Early in the investigation, Mayor Adams revealed that the stations surveillance cameras experienced “some kind of malfunction” and thus did not film the attack.
“We are communicating with the MTA to find out was it throughout the entire station or if it was just one camera,” he told WCBSRadio.
A uniformed officer, meanwhile, reportedly approached that arrived at the scene said his radio was not working and asked passengers to call 911, according to New York Times.
Asked why trains were not shut down immediately in an effort to catch the suspect, NYPD’s deputy commissioner for intelligence and counterterrorism, John Miller, told reporters: “That’s not the case.”
Anonymous NYPD sources earlier claimed the suspect’s escape may have been enabled by police error, with rolling stone reporting that a local duty captain from Brooklyn South patrol reportedly did not freeze all trains in and out of the station, where trains on the N, R and D lines transfer.
The NYPD disputed the report, calling it “factually inaccurate” and that “speculation, especially in the middle of a crisis, is not helpful.”
But they appeared to confirm that trains were not stopped by adding: “The victims on the train relied on the subway moving to the next stop to get to safety, and seek help.”
‘We will not allow New Yorkers to be terrified’
Mayor Adams reacted to the shooting in a video message recorded remotely after he had tested positive for Covid-19 – saying: “We will not allow New Yorkers to be terrorized, even by a single individual.”
In an interview hours later, Mr Adams pushed back on NYPD commissioner’s claims that the attack was not an act of terrorism, saying: “One thing was clear, the goal was to create terror in our subway system and that is not acceptable.”
New York Governor Kathy Hochul spoke alongside law enforcement at a press conference and urged residents to stay vigilant as the manhunt continues.
“Tranquility and normality was disrupted, brutally disrupted, by an individual so cold-hearted and depraved of heart that they had no caring about the individuals that they assaulted as they simply went about their daily lives. This individual is still on the loose. This person is dangerous,” Ms Hochul said.
White House Press Secretary Jen Psaki said that President Joe Biden was briefed on the latest developments and the White House was in touch with Mayor Adams and the police commissioner.
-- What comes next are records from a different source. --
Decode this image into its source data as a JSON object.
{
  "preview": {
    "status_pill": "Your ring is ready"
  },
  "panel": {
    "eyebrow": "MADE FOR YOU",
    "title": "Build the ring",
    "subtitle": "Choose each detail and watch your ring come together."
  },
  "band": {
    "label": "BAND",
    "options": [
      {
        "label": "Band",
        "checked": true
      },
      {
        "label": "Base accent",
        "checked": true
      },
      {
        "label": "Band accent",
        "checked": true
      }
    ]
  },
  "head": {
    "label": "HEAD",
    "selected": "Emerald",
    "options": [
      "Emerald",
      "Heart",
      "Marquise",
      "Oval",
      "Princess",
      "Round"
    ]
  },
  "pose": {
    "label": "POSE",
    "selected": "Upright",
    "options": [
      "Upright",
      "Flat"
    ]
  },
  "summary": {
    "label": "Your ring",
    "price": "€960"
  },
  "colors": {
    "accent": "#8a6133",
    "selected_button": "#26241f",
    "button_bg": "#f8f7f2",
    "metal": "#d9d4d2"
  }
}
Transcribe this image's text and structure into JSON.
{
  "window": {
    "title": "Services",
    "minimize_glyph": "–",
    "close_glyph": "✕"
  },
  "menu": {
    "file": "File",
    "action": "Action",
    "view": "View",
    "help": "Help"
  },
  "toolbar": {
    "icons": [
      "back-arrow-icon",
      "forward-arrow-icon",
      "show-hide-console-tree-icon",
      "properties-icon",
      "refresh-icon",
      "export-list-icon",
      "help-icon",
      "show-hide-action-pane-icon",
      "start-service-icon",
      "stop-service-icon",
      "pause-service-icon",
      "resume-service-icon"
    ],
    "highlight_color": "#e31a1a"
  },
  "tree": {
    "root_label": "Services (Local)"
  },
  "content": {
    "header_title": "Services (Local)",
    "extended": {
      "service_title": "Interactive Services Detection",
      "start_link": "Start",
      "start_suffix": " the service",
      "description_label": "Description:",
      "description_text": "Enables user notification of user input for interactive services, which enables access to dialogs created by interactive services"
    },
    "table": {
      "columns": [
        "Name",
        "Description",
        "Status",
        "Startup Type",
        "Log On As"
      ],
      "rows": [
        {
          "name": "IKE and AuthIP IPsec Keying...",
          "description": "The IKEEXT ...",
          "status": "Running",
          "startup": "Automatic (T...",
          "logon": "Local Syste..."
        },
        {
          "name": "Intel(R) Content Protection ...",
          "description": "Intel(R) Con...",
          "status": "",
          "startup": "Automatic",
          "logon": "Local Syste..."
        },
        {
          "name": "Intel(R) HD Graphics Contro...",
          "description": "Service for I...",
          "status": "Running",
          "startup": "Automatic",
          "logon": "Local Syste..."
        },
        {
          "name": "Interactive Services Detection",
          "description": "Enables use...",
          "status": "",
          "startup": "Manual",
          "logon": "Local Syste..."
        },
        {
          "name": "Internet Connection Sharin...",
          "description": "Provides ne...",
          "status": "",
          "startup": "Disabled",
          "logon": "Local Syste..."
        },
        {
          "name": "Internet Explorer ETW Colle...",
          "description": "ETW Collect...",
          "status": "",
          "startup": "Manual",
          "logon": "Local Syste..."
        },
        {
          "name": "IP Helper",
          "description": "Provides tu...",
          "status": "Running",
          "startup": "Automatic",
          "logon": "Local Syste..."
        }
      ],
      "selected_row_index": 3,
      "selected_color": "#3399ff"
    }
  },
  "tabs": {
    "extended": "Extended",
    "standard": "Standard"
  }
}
Mr Biden commended those who stepped up to help victims in his own statement, saying: “Jill and I — my wife and I are praying for those that are injured in all of those touched by the trauma. We are grateful for all of the first responders who jumped into action, including the civilians. Civilians who did not hesitate to help their fellow passengers and tried to shield them.”